* [What needs to be done]:
Pick out and copy every line below that has the word "desktop".

* [Stored items from a collection]:
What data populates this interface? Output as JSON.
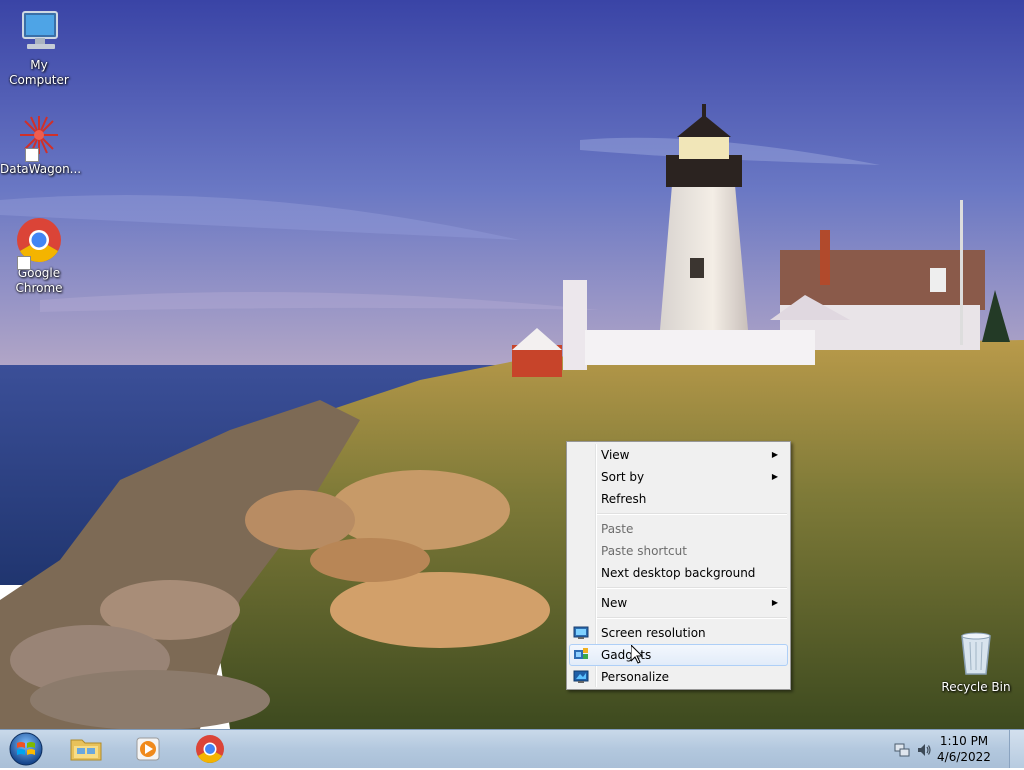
{
  "desktop": {
    "icons": [
      {
        "label": "My Computer"
      },
      {
        "label": "DataWagon..."
      },
      {
        "label": "Google Chrome"
      },
      {
        "label": "Recycle Bin"
      }
    ]
  },
  "context_menu": {
    "items": [
      {
        "label": "View",
        "submenu": true,
        "enabled": true
      },
      {
        "label": "Sort by",
        "submenu": true,
        "enabled": true
      },
      {
        "label": "Refresh",
        "enabled": true
      },
      {
        "label": "Paste",
        "enabled": false
      },
      {
        "label": "Paste shortcut",
        "enabled": false
      },
      {
        "label": "Next desktop background",
        "enabled": true
      },
      {
        "label": "New",
        "submenu": true,
        "enabled": true
      },
      {
        "label": "Screen resolution",
        "icon": "screen-resolution-icon",
        "enabled": true
      },
      {
        "label": "Gadgets",
        "icon": "gadgets-icon",
        "enabled": true,
        "hovered": true
      },
      {
        "label": "Personalize",
        "icon": "personalize-icon",
        "enabled": true
      }
    ],
    "arrow_glyph": "▶"
  },
  "taskbar": {
    "pinned": [
      "windows-explorer-icon",
      "media-player-icon",
      "chrome-icon"
    ],
    "clock": {
      "time": "1:10 PM",
      "date": "4/6/2022"
    },
    "tray_icons": [
      "network-icon",
      "volume-icon"
    ]
  },
  "colors": {
    "taskbar": "#b3c8de",
    "menu_bg": "#f0f0f0",
    "menu_hover": "#e2ecf9",
    "sky": "#3d4fa8",
    "sea": "#2f4a8f"
  }
}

* [Expected answer]:
  "desktop": {
        "label": "Next desktop background",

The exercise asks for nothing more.